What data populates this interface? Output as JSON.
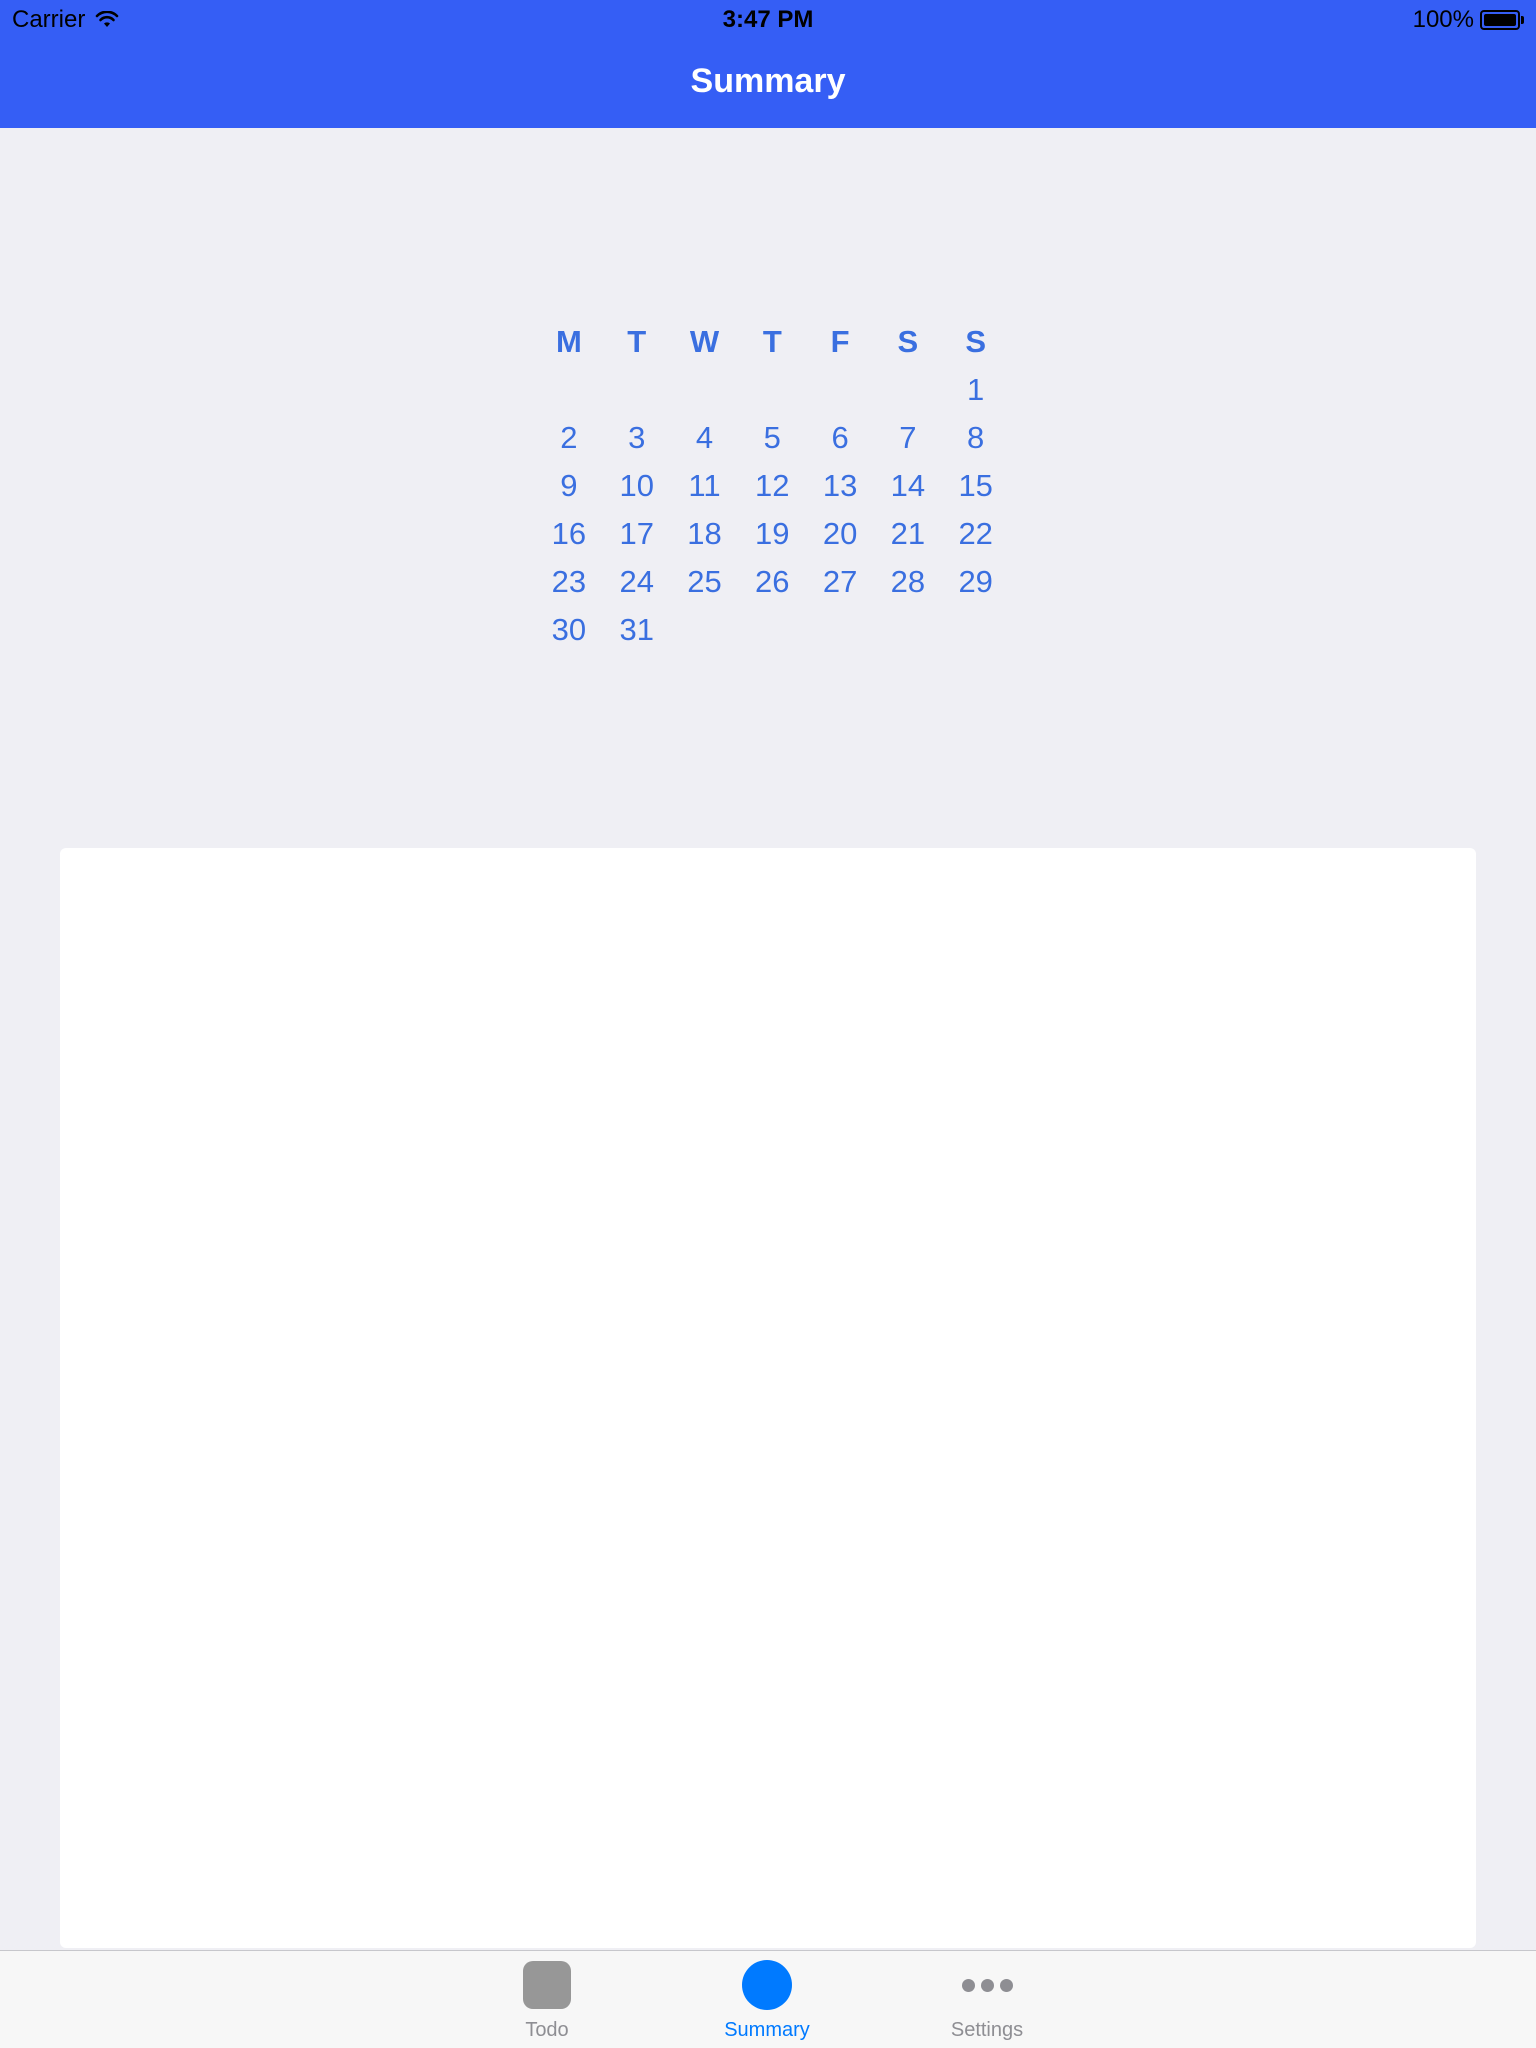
{
  "status_bar": {
    "carrier": "Carrier",
    "time": "3:47 PM",
    "battery": "100%",
    "battery_level": 1.0
  },
  "nav": {
    "title": "Summary"
  },
  "calendar": {
    "weekdays": [
      "M",
      "T",
      "W",
      "T",
      "F",
      "S",
      "S"
    ],
    "weeks": [
      [
        "",
        "",
        "",
        "",
        "",
        "",
        "1"
      ],
      [
        "2",
        "3",
        "4",
        "5",
        "6",
        "7",
        "8"
      ],
      [
        "9",
        "10",
        "11",
        "12",
        "13",
        "14",
        "15"
      ],
      [
        "16",
        "17",
        "18",
        "19",
        "20",
        "21",
        "22"
      ],
      [
        "23",
        "24",
        "25",
        "26",
        "27",
        "28",
        "29"
      ],
      [
        "30",
        "31",
        "",
        "",
        "",
        "",
        ""
      ]
    ]
  },
  "tab_bar": {
    "tabs": [
      {
        "label": "Todo",
        "icon": "todo-icon",
        "active": false
      },
      {
        "label": "Summary",
        "icon": "summary-icon",
        "active": true
      },
      {
        "label": "Settings",
        "icon": "more-icon",
        "active": false
      }
    ]
  },
  "colors": {
    "nav_bar": "#355ef5",
    "calendar_text": "#3a6fe0",
    "tab_active": "#007aff",
    "tab_inactive": "#8e8e93",
    "background": "#efeff4"
  }
}
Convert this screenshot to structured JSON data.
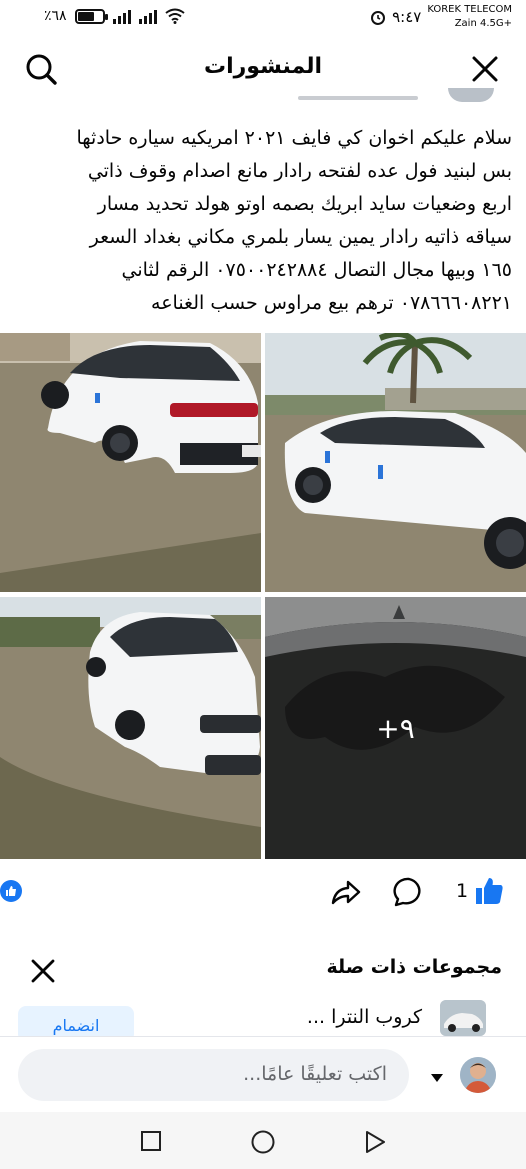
{
  "status": {
    "battery": "٪٦٨",
    "battery_level": 0.68,
    "time": "٩:٤٧",
    "carrier_line1": "KOREK TELECOM",
    "carrier_line2": "Zain 4.5G+"
  },
  "header": {
    "title": "المنشورات"
  },
  "post": {
    "lines": [
      "سلام عليكم اخوان كي فايف ٢٠٢١ امريكيه سياره حادثها",
      "بس لبنيد فول عده لفتحه رادار مانع اصدام وقوف ذاتي",
      "اربع وضعيات سايد ابريك بصمه اوتو هولد تحديد مسار",
      "سياقه ذاتيه رادار يمين يسار بلمري  مكاني بغداد السعر",
      "١٦٥ وبيها مجال التصال ٠٧٥٠٠٢٤٢٨٨٤ الرقم لثاني",
      "٠٧٨٦٦٦٠٨٢٢١ ترهم بيع مراوس حسب الغناعه"
    ],
    "more_photos": "+٩",
    "reactions_count": "1"
  },
  "related": {
    "title": "مجموعات ذات صلة",
    "group_name": "كروب النترا ...",
    "join_label": "انضمام"
  },
  "comment": {
    "placeholder": "اكتب تعليقًا عامًا..."
  },
  "colors": {
    "accent": "#1877f2",
    "input_bg": "#f0f2f5"
  }
}
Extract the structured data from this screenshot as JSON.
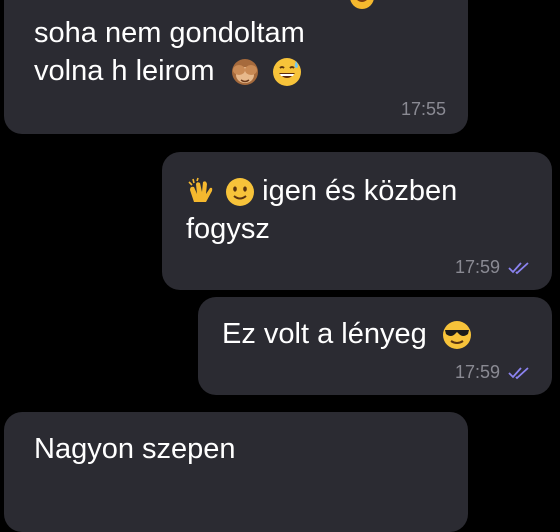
{
  "messages": [
    {
      "id": "m1",
      "direction": "incoming",
      "lines": [
        "soha nem gondoltam",
        "volna h leirom"
      ],
      "emojis": [
        "see-no-evil-monkey",
        "grinning-sweat"
      ],
      "time": "17:55"
    },
    {
      "id": "m2",
      "direction": "outgoing",
      "leading_emojis": [
        "clapping-hands",
        "slightly-smiling-face"
      ],
      "lines": [
        "igen és közben",
        "fogysz"
      ],
      "time": "17:59",
      "status": "read"
    },
    {
      "id": "m3",
      "direction": "outgoing",
      "lines": [
        "Ez volt a lényeg"
      ],
      "emojis": [
        "smiling-face-with-sunglasses"
      ],
      "time": "17:59",
      "status": "read"
    },
    {
      "id": "m4",
      "direction": "incoming",
      "lines": [
        "Nagyon szepen"
      ],
      "time": ""
    }
  ],
  "colors": {
    "background": "#000000",
    "bubble": "#2b2b32",
    "text": "#ffffff",
    "meta": "#8a8a93",
    "read_ticks": "#8b83f0"
  }
}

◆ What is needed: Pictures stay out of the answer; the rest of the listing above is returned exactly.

◆ Reply:
What data populates this interface? Output as JSON.
{
  "status_bar": {
    "carrier": "Carrier",
    "time": "3:47 PM",
    "battery": "100%",
    "battery_level": 1.0
  },
  "nav": {
    "title": "Summary"
  },
  "calendar": {
    "weekdays": [
      "M",
      "T",
      "W",
      "T",
      "F",
      "S",
      "S"
    ],
    "weeks": [
      [
        "",
        "",
        "",
        "",
        "",
        "",
        "1"
      ],
      [
        "2",
        "3",
        "4",
        "5",
        "6",
        "7",
        "8"
      ],
      [
        "9",
        "10",
        "11",
        "12",
        "13",
        "14",
        "15"
      ],
      [
        "16",
        "17",
        "18",
        "19",
        "20",
        "21",
        "22"
      ],
      [
        "23",
        "24",
        "25",
        "26",
        "27",
        "28",
        "29"
      ],
      [
        "30",
        "31",
        "",
        "",
        "",
        "",
        ""
      ]
    ]
  },
  "tab_bar": {
    "tabs": [
      {
        "label": "Todo",
        "icon": "todo-icon",
        "active": false
      },
      {
        "label": "Summary",
        "icon": "summary-icon",
        "active": true
      },
      {
        "label": "Settings",
        "icon": "more-icon",
        "active": false
      }
    ]
  },
  "colors": {
    "nav_bar": "#355ef5",
    "calendar_text": "#3a6fe0",
    "tab_active": "#007aff",
    "tab_inactive": "#8e8e93",
    "background": "#efeff4"
  }
}
Convert this screenshot to structured JSON data.
{
  "status": {
    "battery": "٪٦٨",
    "battery_level": 0.68,
    "time": "٩:٤٧",
    "carrier_line1": "KOREK TELECOM",
    "carrier_line2": "Zain 4.5G+"
  },
  "header": {
    "title": "المنشورات"
  },
  "post": {
    "lines": [
      "سلام عليكم اخوان كي فايف ٢٠٢١ امريكيه سياره حادثها",
      "بس لبنيد فول عده لفتحه رادار مانع اصدام وقوف ذاتي",
      "اربع وضعيات سايد ابريك بصمه اوتو هولد تحديد مسار",
      "سياقه ذاتيه رادار يمين يسار بلمري  مكاني بغداد السعر",
      "١٦٥ وبيها مجال التصال ٠٧٥٠٠٢٤٢٨٨٤ الرقم لثاني",
      "٠٧٨٦٦٦٠٨٢٢١ ترهم بيع مراوس حسب الغناعه"
    ],
    "more_photos": "+٩",
    "reactions_count": "1"
  },
  "related": {
    "title": "مجموعات ذات صلة",
    "group_name": "كروب النترا ...",
    "join_label": "انضمام"
  },
  "comment": {
    "placeholder": "اكتب تعليقًا عامًا..."
  },
  "colors": {
    "accent": "#1877f2",
    "input_bg": "#f0f2f5"
  }
}
Extract the structured data from this screenshot as JSON.
{
  "messages": [
    {
      "id": "m1",
      "direction": "incoming",
      "lines": [
        "soha nem gondoltam",
        "volna h leirom"
      ],
      "emojis": [
        "see-no-evil-monkey",
        "grinning-sweat"
      ],
      "time": "17:55"
    },
    {
      "id": "m2",
      "direction": "outgoing",
      "leading_emojis": [
        "clapping-hands",
        "slightly-smiling-face"
      ],
      "lines": [
        "igen és közben",
        "fogysz"
      ],
      "time": "17:59",
      "status": "read"
    },
    {
      "id": "m3",
      "direction": "outgoing",
      "lines": [
        "Ez volt a lényeg"
      ],
      "emojis": [
        "smiling-face-with-sunglasses"
      ],
      "time": "17:59",
      "status": "read"
    },
    {
      "id": "m4",
      "direction": "incoming",
      "lines": [
        "Nagyon szepen"
      ],
      "time": ""
    }
  ],
  "colors": {
    "background": "#000000",
    "bubble": "#2b2b32",
    "text": "#ffffff",
    "meta": "#8a8a93",
    "read_ticks": "#8b83f0"
  }
}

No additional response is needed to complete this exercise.